# Web page and app entries:
————

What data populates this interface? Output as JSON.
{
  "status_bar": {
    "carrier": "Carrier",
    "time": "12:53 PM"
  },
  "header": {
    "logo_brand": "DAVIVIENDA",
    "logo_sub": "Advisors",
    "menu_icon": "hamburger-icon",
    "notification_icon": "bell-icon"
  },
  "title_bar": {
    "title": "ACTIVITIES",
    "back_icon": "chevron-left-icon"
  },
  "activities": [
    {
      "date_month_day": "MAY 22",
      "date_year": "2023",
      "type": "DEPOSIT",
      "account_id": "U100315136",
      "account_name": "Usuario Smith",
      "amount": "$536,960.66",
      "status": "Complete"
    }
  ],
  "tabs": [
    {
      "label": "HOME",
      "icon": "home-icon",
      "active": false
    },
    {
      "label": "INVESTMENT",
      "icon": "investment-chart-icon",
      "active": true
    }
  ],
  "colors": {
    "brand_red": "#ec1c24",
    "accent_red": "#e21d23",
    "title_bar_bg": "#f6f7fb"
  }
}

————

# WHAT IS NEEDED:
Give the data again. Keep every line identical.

# ANSWER FOR THE TASK:
What data populates this interface? Output as JSON.
{
  "status_bar": {
    "carrier": "Carrier",
    "time": "12:53 PM"
  },
  "header": {
    "logo_brand": "DAVIVIENDA",
    "logo_sub": "Advisors",
    "menu_icon": "hamburger-icon",
    "notification_icon": "bell-icon"
  },
  "title_bar": {
    "title": "ACTIVITIES",
    "back_icon": "chevron-left-icon"
  },
  "activities": [
    {
      "date_month_day": "MAY 22",
      "date_year": "2023",
      "type": "DEPOSIT",
      "account_id": "U100315136",
      "account_name": "Usuario Smith",
      "amount": "$536,960.66",
      "status": "Complete"
    }
  ],
  "tabs": [
    {
      "label": "HOME",
      "icon": "home-icon",
      "active": false
    },
    {
      "label": "INVESTMENT",
      "icon": "investment-chart-icon",
      "active": true
    }
  ],
  "colors": {
    "brand_red": "#ec1c24",
    "accent_red": "#e21d23",
    "title_bar_bg": "#f6f7fb"
  }
}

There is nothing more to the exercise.